Aspiration pneumonia is pneumonia caused by inhaling foods, saliva, vomit, or gastric contents that can act as both a chemical and infectious cause of pneumonia.
Because walking pneumonia was supposed to be a focal point of this article, and I’ve given my view as to what it is and is not, the rest of this article will focus on how walking pneumonia is often viewed by clinicians who diagnose and treat the disease. First, the symptoms of walking pneumonia are mild — usually a cough that can be frequent with little or no phlegm (also termed a dry cough), a low or absent fever (usually under 101 F), and feeling more tired after normal activities or simply have tiredness or fatigue. Some patients may get muscle aches or back aches, an occasional rash, appetite loss, and/or headaches. The symptoms are present for a few days usually before patients seek medical care because “the symptoms are not too bad but they just seem not to go away.” In addition, many patients have additional problems such as sinus infections, sore throats, or asthma.

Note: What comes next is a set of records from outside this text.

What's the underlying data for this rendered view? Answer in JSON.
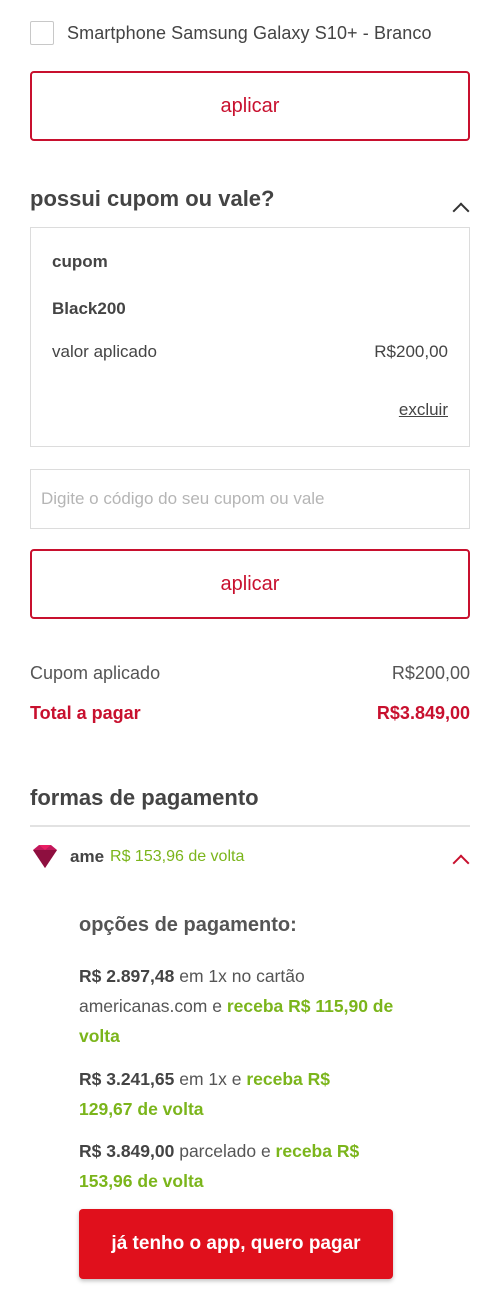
{
  "product": {
    "name": "Smartphone Samsung Galaxy S10+ - Branco",
    "checked": false
  },
  "apply_button_top": {
    "label": "aplicar"
  },
  "coupon_section": {
    "title": "possui cupom ou vale?",
    "applied": {
      "label": "cupom",
      "code": "Black200",
      "value_label": "valor aplicado",
      "value": "R$200,00",
      "remove_link": "excluir"
    },
    "input_placeholder": "Digite o código do seu cupom ou vale",
    "input_value": "",
    "apply_label": "aplicar"
  },
  "summary": {
    "coupon_label": "Cupom aplicado",
    "coupon_value": "R$200,00",
    "total_label": "Total a pagar",
    "total_value": "R$3.849,00"
  },
  "payment": {
    "title": "formas de pagamento",
    "ame": {
      "icon": "ame-diamond-icon",
      "name": "ame",
      "cashback": "R$ 153,96 de volta",
      "options_title": "opções de pagamento:",
      "options": [
        {
          "amount": "R$ 2.897,48",
          "text": " em 1x no cartão americanas.com e ",
          "cashback": "receba R$ 115,90 de volta"
        },
        {
          "amount": "R$ 3.241,65",
          "text": " em 1x e ",
          "cashback": "receba R$ 129,67 de volta"
        },
        {
          "amount": "R$ 3.849,00",
          "text": " parcelado e ",
          "cashback": "receba R$ 153,96 de volta"
        }
      ],
      "cta": "já tenho o app, quero pagar"
    }
  },
  "colors": {
    "brand_red": "#c8102e",
    "cta_red": "#e0101c",
    "cashback_green": "#7bb51b",
    "ame_pink": "#c2185b"
  }
}
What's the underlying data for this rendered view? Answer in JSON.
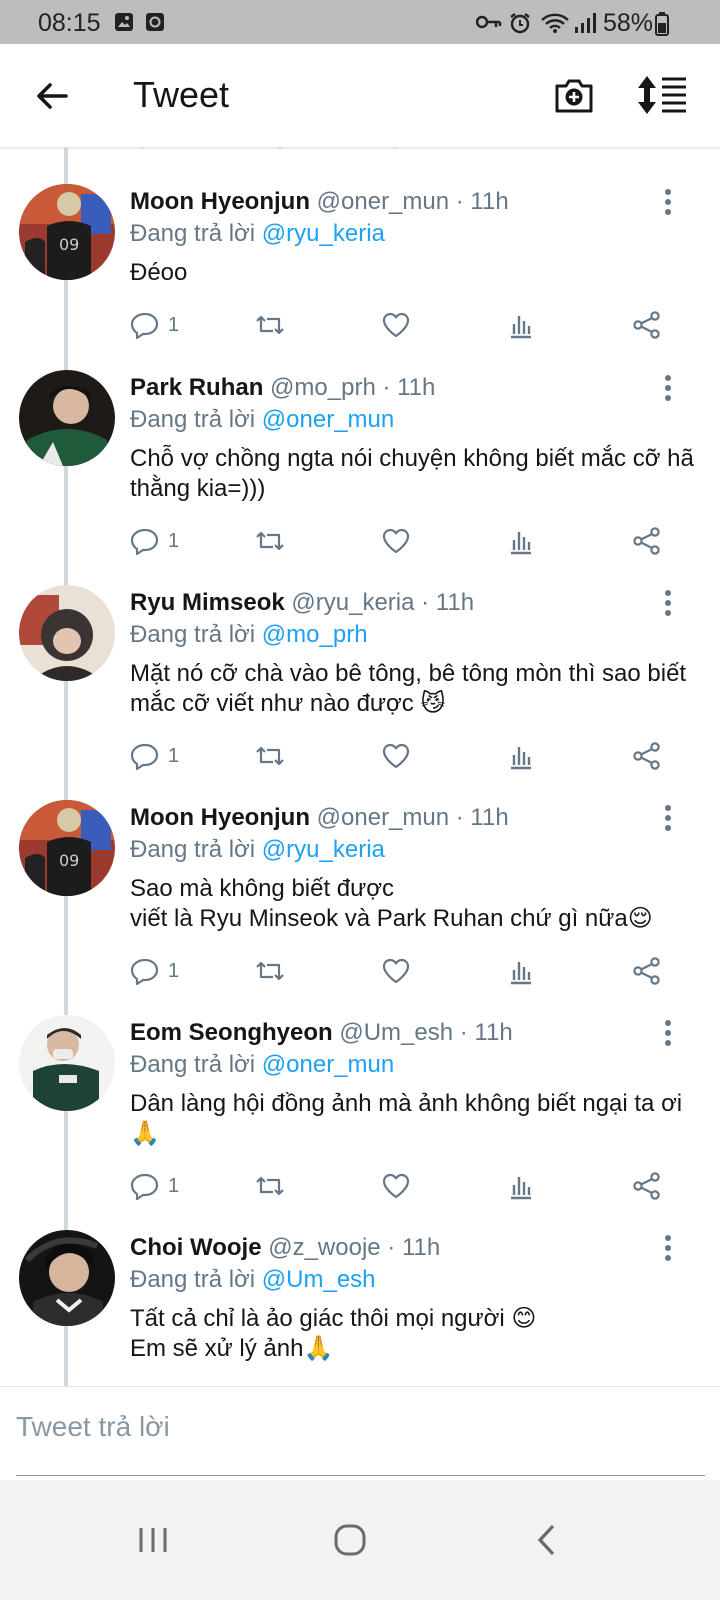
{
  "status_bar": {
    "time": "08:15",
    "battery": "58%"
  },
  "header": {
    "title": "Tweet"
  },
  "tweets": [
    {
      "name": "Moon Hyeonjun",
      "meta": "@oner_mun · 11h",
      "reply_prefix": "Đang trả lời",
      "reply_to": "@ryu_keria",
      "body": "Đéoo",
      "reply_count": "1"
    },
    {
      "name": "Park Ruhan",
      "meta": "@mo_prh · 11h",
      "reply_prefix": "Đang trả lời",
      "reply_to": "@oner_mun",
      "body": "Chỗ vợ chồng ngta nói chuyện không biết mắc cỡ hã thằng kia=)))",
      "reply_count": "1"
    },
    {
      "name": "Ryu Mimseok",
      "meta": "@ryu_keria · 11h",
      "reply_prefix": "Đang trả lời",
      "reply_to": "@mo_prh",
      "body": "Mặt nó cỡ chà vào bê tông, bê tông mòn thì sao biết mắc cỡ viết như nào được 😼",
      "reply_count": "1"
    },
    {
      "name": "Moon Hyeonjun",
      "meta": "@oner_mun · 11h",
      "reply_prefix": "Đang trả lời",
      "reply_to": "@ryu_keria",
      "body": "Sao mà không biết được\nviết là Ryu Minseok và Park Ruhan chứ gì nữa😌",
      "reply_count": "1"
    },
    {
      "name": "Eom Seonghyeon",
      "meta": "@Um_esh · 11h",
      "reply_prefix": "Đang trả lời",
      "reply_to": "@oner_mun",
      "body": "Dân làng hội đồng ảnh mà ảnh không biết ngại ta ơi🙏",
      "reply_count": "1"
    },
    {
      "name": "Choi Wooje",
      "meta": "@z_wooje · 11h",
      "reply_prefix": "Đang trả lời",
      "reply_to": "@Um_esh",
      "body": "Tất cả chỉ là ảo giác thôi mọi người 😊\n Em sẽ xử lý ảnh🙏"
    }
  ],
  "composer": {
    "placeholder": "Tweet trả lời"
  },
  "icons": {
    "back": "arrow-left-icon",
    "camera": "camera-add-icon",
    "sort": "sort-icon",
    "reply": "reply-icon",
    "retweet": "retweet-icon",
    "like": "heart-icon",
    "stats": "analytics-icon",
    "share": "share-icon",
    "more": "more-vertical-icon"
  },
  "colors": {
    "accent": "#1da1f2",
    "muted": "#657786",
    "text": "#14171a"
  }
}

Most of these symptoms can occur in both adults and children; however, children may appear more short of breath than adults. Many physicians will do a chest X-ray to help obtain evidence for a presumptive diagnosis, but others will not. Mycoplasma pneumoniae is considered the major cause of walking pneumonia by many clinicians, but it is seldom confirmed by any test. Consequently, many clinicians will give an antibiotic such as doxycycline (Vibramycin, Oracea, Adoxa, Atridox) to treat the presumed Mycoplasma infection. If the “walking pneumonia” is due to Mycoplasma, the antibiotic will help rid the person of the infection and make the person either less contagious or noncontagious. However, if the cause is not Mycoplasma, the antibiotic may not help at all. In general, walking pneumonia can be contagious for up to about a month if treatment is not given. The symptoms or recovery time also can last about a month or so if the patient is not treated.
Walking pneumonia can abate without antibiotics and the person usually recovers with no lingering problems, but occasionally symptoms become worse. Children, pregnant females, the elderly, and immunocompromised patients should seek medical care if they develop symptoms of walking pneumonia because they can more easily progress to the more severe forms of pneumonia. Some people with suppressed immune systems may seem to have walking pneumonia but actually have pneumonia caused by agents like Pneumocystis jiroveci (formerly known as Pneumocystis carinii), a fungal cause of chronic pneumonia that initially causes symptoms that resemble those of walking pneumonia.
In my view, the term “walking pneumonia” just does not give the patient enough information about their symptoms. Patients with this diagnosis should ask their doctors to please explain why they are told this is their problem and what type of follow-up is required.